(Dataset excerpts)
● ● ● ● ● ● ●
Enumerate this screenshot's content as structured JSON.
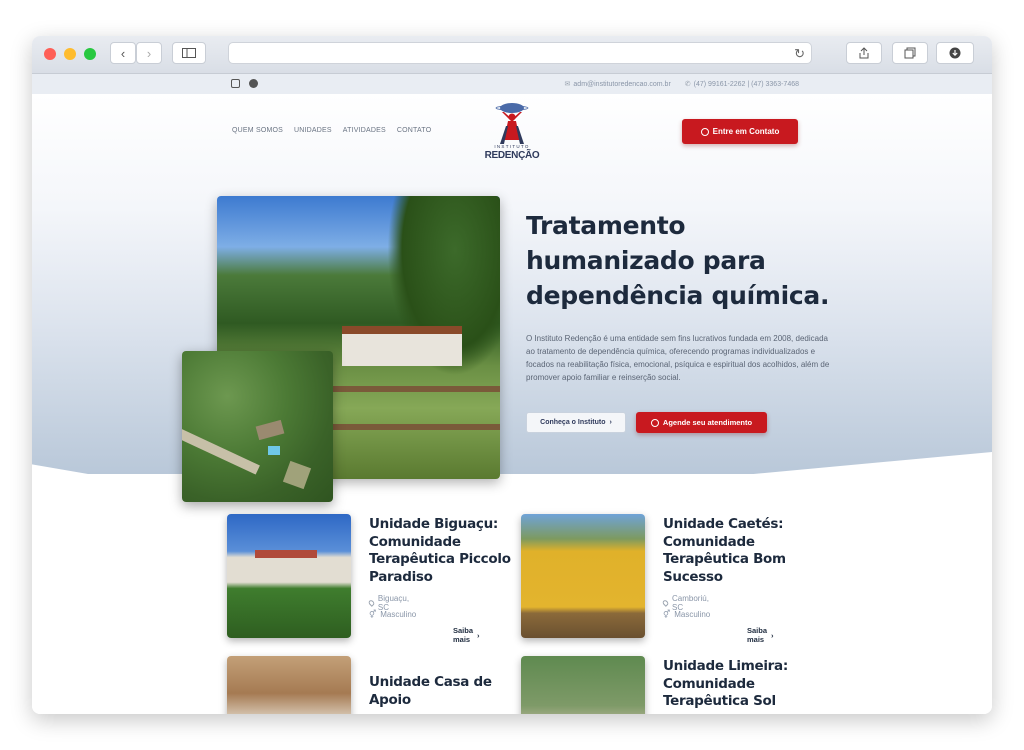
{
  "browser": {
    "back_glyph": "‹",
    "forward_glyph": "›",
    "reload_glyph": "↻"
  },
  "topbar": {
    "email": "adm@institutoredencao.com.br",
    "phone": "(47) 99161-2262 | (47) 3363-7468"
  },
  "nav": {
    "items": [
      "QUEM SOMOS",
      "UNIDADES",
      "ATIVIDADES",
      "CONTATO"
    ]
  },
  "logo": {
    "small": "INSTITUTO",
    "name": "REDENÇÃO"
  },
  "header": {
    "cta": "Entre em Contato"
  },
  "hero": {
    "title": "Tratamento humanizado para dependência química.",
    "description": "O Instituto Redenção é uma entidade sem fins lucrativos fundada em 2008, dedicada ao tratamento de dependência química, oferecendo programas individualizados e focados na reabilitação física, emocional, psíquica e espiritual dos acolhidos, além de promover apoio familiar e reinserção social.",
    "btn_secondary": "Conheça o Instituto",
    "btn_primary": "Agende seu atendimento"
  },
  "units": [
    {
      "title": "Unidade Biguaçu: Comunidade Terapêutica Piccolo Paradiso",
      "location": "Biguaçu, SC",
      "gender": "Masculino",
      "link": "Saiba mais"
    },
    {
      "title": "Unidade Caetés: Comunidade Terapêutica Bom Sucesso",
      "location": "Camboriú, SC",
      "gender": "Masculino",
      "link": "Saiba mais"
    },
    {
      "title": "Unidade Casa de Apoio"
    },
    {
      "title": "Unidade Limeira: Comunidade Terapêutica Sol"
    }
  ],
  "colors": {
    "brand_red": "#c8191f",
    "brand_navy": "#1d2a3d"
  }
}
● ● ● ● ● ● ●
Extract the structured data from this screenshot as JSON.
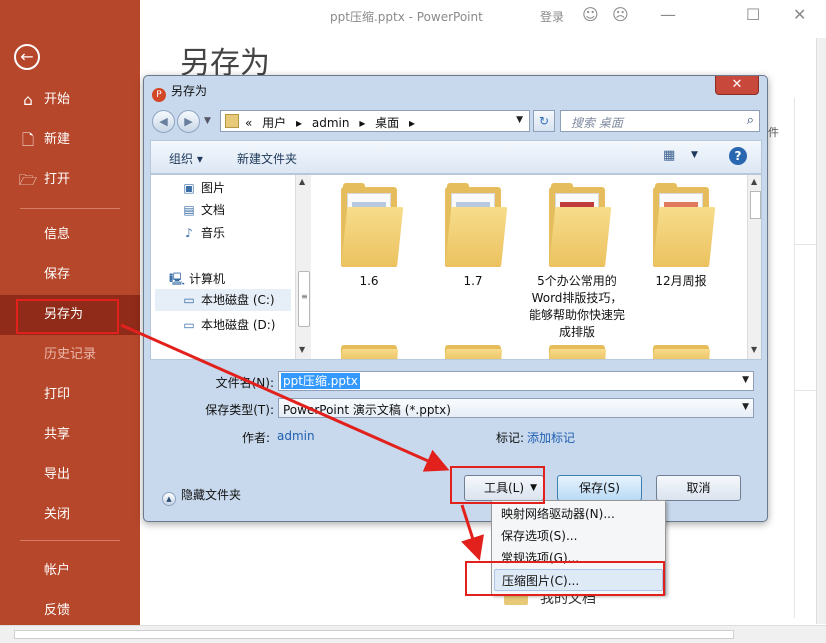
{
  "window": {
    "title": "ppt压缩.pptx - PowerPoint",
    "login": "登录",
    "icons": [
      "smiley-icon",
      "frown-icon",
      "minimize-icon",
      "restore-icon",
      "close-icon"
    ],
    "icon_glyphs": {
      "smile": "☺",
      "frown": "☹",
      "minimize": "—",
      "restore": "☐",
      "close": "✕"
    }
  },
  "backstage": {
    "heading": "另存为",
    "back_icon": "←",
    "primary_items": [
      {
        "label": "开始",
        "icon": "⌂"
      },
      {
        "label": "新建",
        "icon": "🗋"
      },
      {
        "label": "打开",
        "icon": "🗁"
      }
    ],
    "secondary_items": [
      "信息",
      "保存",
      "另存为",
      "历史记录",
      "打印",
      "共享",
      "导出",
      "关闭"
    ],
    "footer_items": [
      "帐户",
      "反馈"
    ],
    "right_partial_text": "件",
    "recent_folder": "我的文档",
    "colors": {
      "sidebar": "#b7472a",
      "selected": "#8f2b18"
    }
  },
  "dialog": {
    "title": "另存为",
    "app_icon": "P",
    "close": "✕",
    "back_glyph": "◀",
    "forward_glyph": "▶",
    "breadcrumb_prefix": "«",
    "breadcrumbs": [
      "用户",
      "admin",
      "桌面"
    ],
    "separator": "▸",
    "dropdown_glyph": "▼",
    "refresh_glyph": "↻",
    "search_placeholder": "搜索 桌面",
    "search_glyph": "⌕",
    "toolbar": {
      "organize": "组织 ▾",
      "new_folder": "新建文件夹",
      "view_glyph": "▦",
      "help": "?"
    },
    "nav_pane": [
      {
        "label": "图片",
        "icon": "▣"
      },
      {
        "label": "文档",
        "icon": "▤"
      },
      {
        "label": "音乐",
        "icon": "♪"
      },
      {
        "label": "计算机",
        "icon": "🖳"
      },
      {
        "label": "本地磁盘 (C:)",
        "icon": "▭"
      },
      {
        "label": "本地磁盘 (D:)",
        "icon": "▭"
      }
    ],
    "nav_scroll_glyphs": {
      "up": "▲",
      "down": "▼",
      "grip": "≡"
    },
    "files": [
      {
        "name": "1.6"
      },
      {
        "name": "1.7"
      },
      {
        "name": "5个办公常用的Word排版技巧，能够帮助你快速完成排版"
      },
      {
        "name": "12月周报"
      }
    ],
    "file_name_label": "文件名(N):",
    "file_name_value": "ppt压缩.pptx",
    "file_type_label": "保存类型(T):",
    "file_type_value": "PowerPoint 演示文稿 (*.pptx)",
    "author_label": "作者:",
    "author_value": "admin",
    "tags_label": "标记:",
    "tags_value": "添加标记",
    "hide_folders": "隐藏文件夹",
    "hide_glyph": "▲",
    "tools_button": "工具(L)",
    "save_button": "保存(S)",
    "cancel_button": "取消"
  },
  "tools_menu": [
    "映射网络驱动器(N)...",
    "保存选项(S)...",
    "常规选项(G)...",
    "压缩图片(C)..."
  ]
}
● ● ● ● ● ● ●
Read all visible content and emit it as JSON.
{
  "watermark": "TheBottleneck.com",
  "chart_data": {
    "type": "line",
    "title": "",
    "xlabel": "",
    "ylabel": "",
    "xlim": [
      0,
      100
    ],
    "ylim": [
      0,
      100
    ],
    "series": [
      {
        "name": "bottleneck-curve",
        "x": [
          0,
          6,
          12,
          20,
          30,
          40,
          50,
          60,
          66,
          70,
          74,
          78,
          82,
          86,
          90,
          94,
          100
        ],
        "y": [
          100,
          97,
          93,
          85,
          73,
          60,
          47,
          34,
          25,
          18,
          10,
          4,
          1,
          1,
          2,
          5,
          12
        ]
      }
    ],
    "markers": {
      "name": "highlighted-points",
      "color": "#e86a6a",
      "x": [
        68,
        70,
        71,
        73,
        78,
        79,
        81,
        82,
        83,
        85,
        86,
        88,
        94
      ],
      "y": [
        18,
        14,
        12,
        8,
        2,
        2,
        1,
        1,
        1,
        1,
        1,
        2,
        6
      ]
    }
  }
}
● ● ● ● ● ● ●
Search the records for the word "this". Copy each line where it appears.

> _Task output_:
Enumerate this screenshot's content as structured JSON.
Extract the structured data from this screenshot as JSON.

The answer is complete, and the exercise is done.